The first thing we need to do is create a ssh key pair on the client host. Make sure that you login as the user who will be connecting to the server. In this case I am using the root user.
Warning: If your user already has a key pair then you should skip this step otherwise you may overwrite your existing key and potentially cause problems for other services that may already rely on them.
First, we should check whether there is already a keypair for our user;
ls -al ~/.ssh/
If there are files
id_rsa.pub(or similar) listed then you already have a keypair and you should skip this step.
Creating an ssh key pair (press [enter] for each question asked);
Note: It is important that you don't enter a passphrase when asked to! If you did just run the command again, it will overwrite the key you just created.

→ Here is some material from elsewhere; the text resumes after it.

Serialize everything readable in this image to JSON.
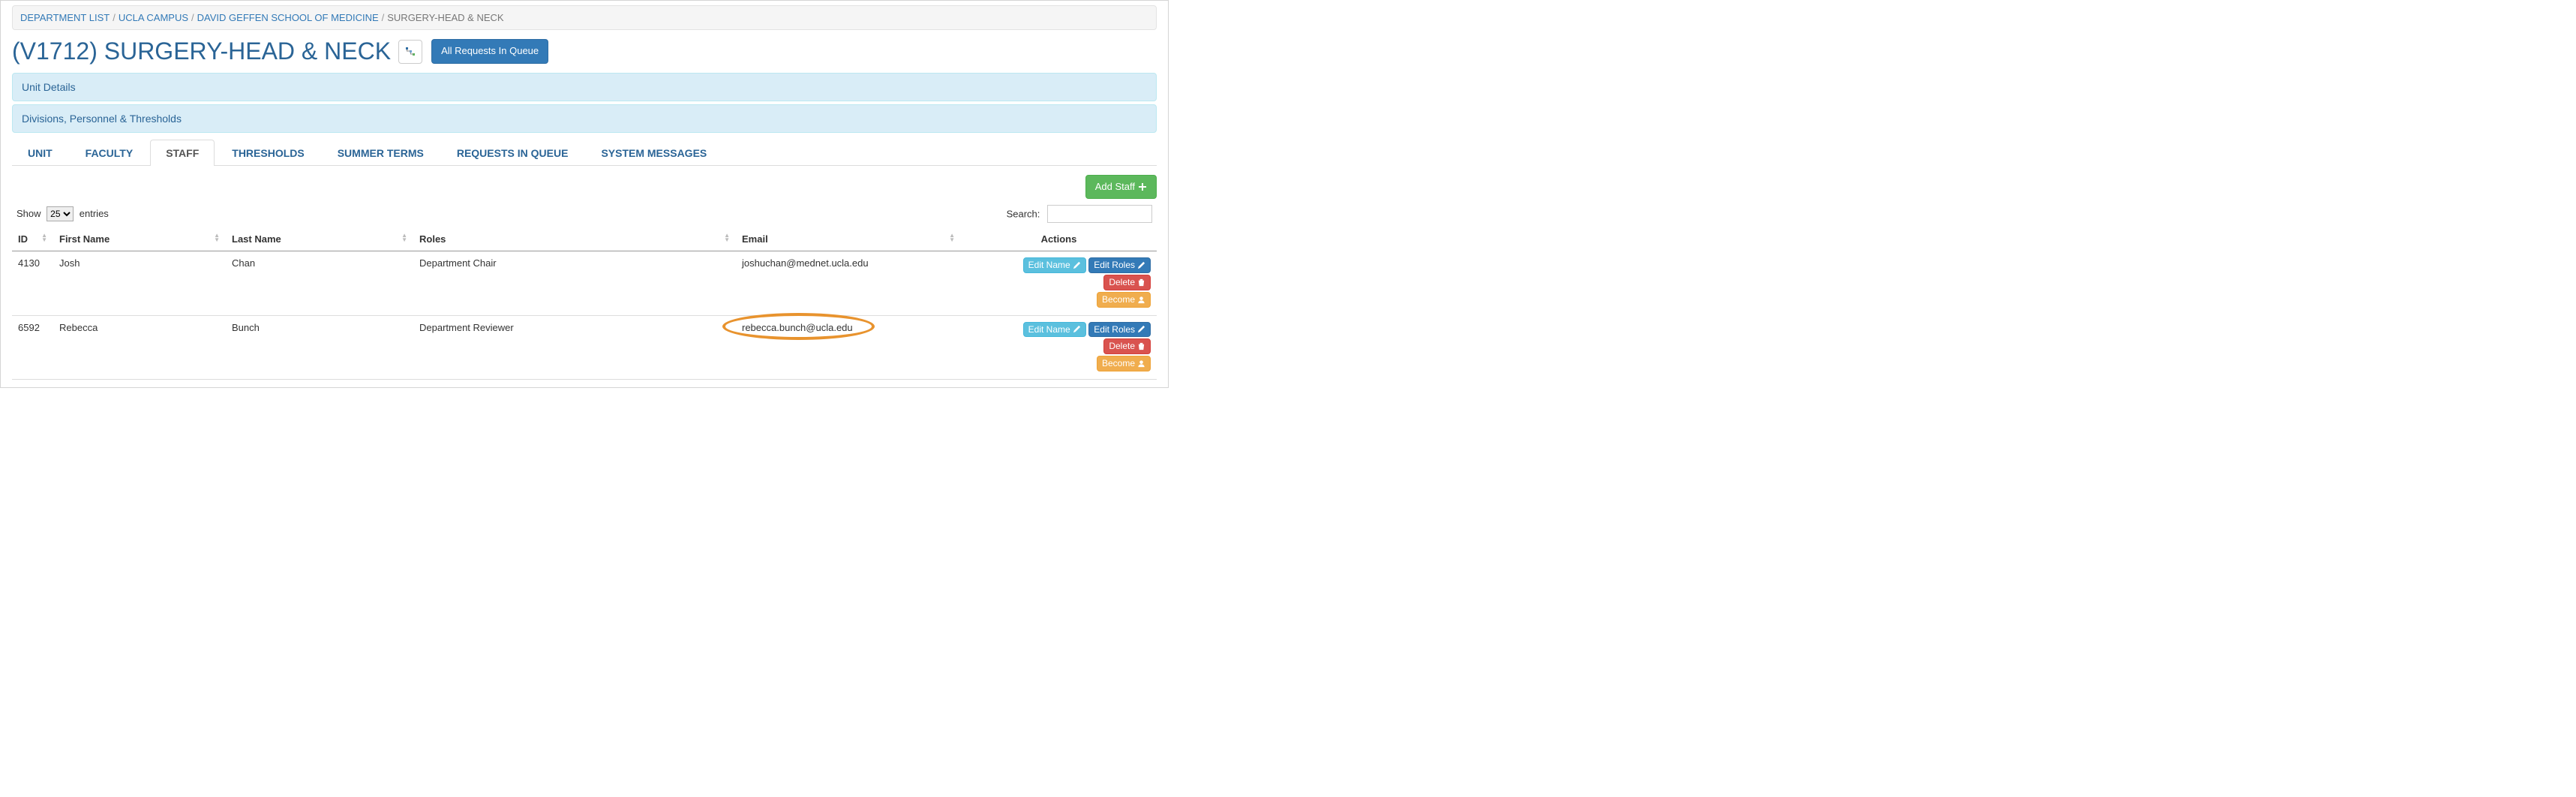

You can check your new keys by looking in the .ssh folder
root@client:~# ls .ssh/
id_rsa id_rsa.pub known_hosts
The one we are interested in here is the public key which ends with
.pub. We need to copy this file to

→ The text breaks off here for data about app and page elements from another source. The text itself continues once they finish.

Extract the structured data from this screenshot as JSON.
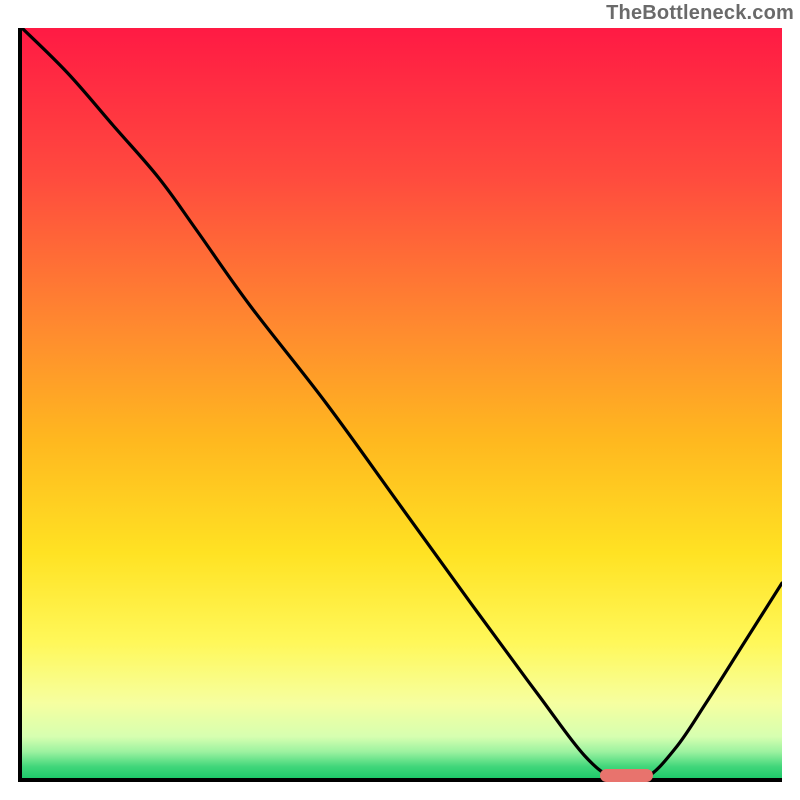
{
  "watermark": "TheBottleneck.com",
  "chart_data": {
    "type": "line",
    "title": "",
    "xlabel": "",
    "ylabel": "",
    "xlim": [
      0,
      100
    ],
    "ylim": [
      0,
      100
    ],
    "grid": false,
    "legend": false,
    "background_gradient": {
      "stops": [
        {
          "offset": 0.0,
          "color": "#ff1a44"
        },
        {
          "offset": 0.2,
          "color": "#ff4b3e"
        },
        {
          "offset": 0.4,
          "color": "#ff8a2f"
        },
        {
          "offset": 0.55,
          "color": "#ffb81f"
        },
        {
          "offset": 0.7,
          "color": "#ffe223"
        },
        {
          "offset": 0.82,
          "color": "#fff85a"
        },
        {
          "offset": 0.9,
          "color": "#f6ffa0"
        },
        {
          "offset": 0.945,
          "color": "#d6ffb0"
        },
        {
          "offset": 0.965,
          "color": "#9cf2a0"
        },
        {
          "offset": 0.985,
          "color": "#40d67a"
        },
        {
          "offset": 1.0,
          "color": "#1ec96a"
        }
      ]
    },
    "series": [
      {
        "name": "bottleneck-curve",
        "x": [
          0,
          6,
          12,
          18,
          23,
          30,
          40,
          50,
          60,
          68,
          74,
          78,
          82,
          86,
          90,
          95,
          100
        ],
        "values": [
          100,
          94,
          87,
          80,
          73,
          63,
          50,
          36,
          22,
          11,
          3,
          0,
          0,
          4,
          10,
          18,
          26
        ]
      }
    ],
    "minimum_marker": {
      "x_start": 76,
      "x_end": 83,
      "y": 0,
      "color": "#e8736d"
    },
    "annotations": []
  }
}
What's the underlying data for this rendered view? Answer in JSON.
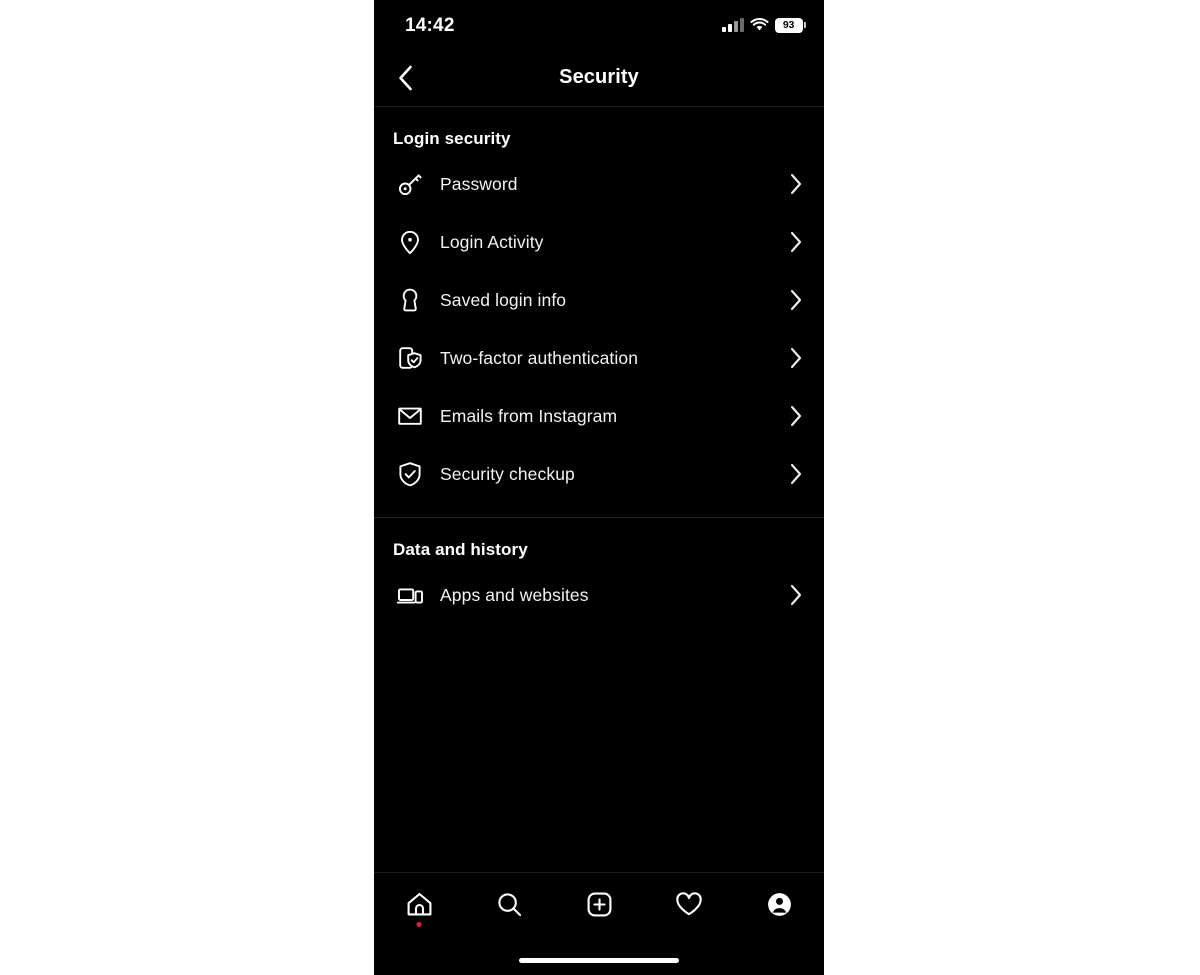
{
  "status_bar": {
    "time": "14:42",
    "signal_icon": "cellular-signal-icon",
    "wifi_icon": "wifi-icon",
    "battery_level": "93"
  },
  "nav": {
    "back_icon": "chevron-left-icon",
    "title": "Security"
  },
  "sections": [
    {
      "title": "Login security",
      "items": [
        {
          "label": "Password",
          "icon": "key-icon",
          "chevron": "chevron-right-icon"
        },
        {
          "label": "Login Activity",
          "icon": "location-pin-icon",
          "chevron": "chevron-right-icon"
        },
        {
          "label": "Saved login info",
          "icon": "keyhole-icon",
          "chevron": "chevron-right-icon"
        },
        {
          "label": "Two-factor authentication",
          "icon": "phone-shield-check-icon",
          "chevron": "chevron-right-icon"
        },
        {
          "label": "Emails from Instagram",
          "icon": "envelope-icon",
          "chevron": "chevron-right-icon"
        },
        {
          "label": "Security checkup",
          "icon": "shield-check-icon",
          "chevron": "chevron-right-icon"
        }
      ]
    },
    {
      "title": "Data and history",
      "items": [
        {
          "label": "Apps and websites",
          "icon": "laptop-phone-icon",
          "chevron": "chevron-right-icon"
        }
      ]
    }
  ],
  "tab_bar": {
    "tabs": [
      {
        "name": "home",
        "icon": "home-icon",
        "badge": true
      },
      {
        "name": "search",
        "icon": "search-icon",
        "badge": false
      },
      {
        "name": "create",
        "icon": "plus-square-icon",
        "badge": false
      },
      {
        "name": "activity",
        "icon": "heart-icon",
        "badge": false
      },
      {
        "name": "profile",
        "icon": "profile-avatar-icon",
        "badge": false
      }
    ],
    "badge_color": "#e8174b",
    "home_indicator": "home-indicator"
  },
  "colors": {
    "background": "#000000",
    "text": "#f2f2f2",
    "divider": "#232323",
    "page_background": "#ffffff"
  }
}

/rooton the server.
Note: You can do this via scp or copy it onto a thumbdrive or even type it in from a printout if you like! I will leave it up to you to decide the best method in your situation.
On the server, we will need to login as the root user;
Now, we should have the public key file that we copied earlier in our root directory. Let's double check that;
root@server:~# ls -al *.pub
-rw-r--r-- 1 root root 392 2010-08-02 08:22 id_rsa.pub
Great, it is there! We need to add this key to the root users authorized_keys file;
cat id_rsa.pub >> .ssh/authorized_keys
We can test that this worked by going back to our client PC and logging into the server via ssh;
root@client:~# ssh root@server
Linux server 2.6.32-25-generic-pae #44-Ubuntu SMP Fri Sep 17 21:57:48 UTC 2010 i686 GNU/Linux
Ubuntu 10.04.1 LTS
Welcome to Ubuntu!
* Documentation: https://help.ubuntu.com/
Last login: Thu Oct 14 15:38:57 2010 from client
If it didn't ask you to enter a password then you are cooking with gas!